**Your objective:** Across the records below, how many lines include the string "Furrow"? Respond with the number only.

**Entries shown:**
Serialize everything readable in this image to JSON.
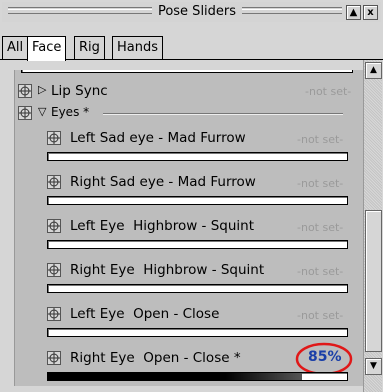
{
  "window": {
    "title": "Pose Sliders",
    "dock_button": "▲",
    "close_button": "x"
  },
  "tabs": [
    {
      "label": "All"
    },
    {
      "label": "Face",
      "active": true
    },
    {
      "label": "Rig"
    },
    {
      "label": "Hands"
    }
  ],
  "groups": [
    {
      "label": "Lip Sync",
      "expanded": false,
      "expander": "▷",
      "value": "-not set-"
    },
    {
      "label": "Eyes *",
      "expanded": true,
      "expander": "▽"
    }
  ],
  "sliders": [
    {
      "label": "Left Sad eye - Mad Furrow",
      "value": "-not set-"
    },
    {
      "label": "Right Sad eye - Mad Furrow",
      "value": "-not set-"
    },
    {
      "label": "Left Eye  Highbrow - Squint",
      "value": "-not set-"
    },
    {
      "label": "Right Eye  Highbrow - Squint",
      "value": "-not set-"
    },
    {
      "label": "Left Eye  Open - Close",
      "value": "-not set-"
    },
    {
      "label": "Right Eye  Open - Close *",
      "value": "85%",
      "fill": 0.85,
      "highlighted": true
    }
  ],
  "scrollbar": {
    "up": "▲",
    "down": "▼"
  },
  "colors": {
    "value_highlight": "#1a3fa8",
    "annotation_circle": "#e01818",
    "not_set_text": "#9a9a9a",
    "panel_bg": "#bdbdbd"
  }
}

**Exercise output:** 2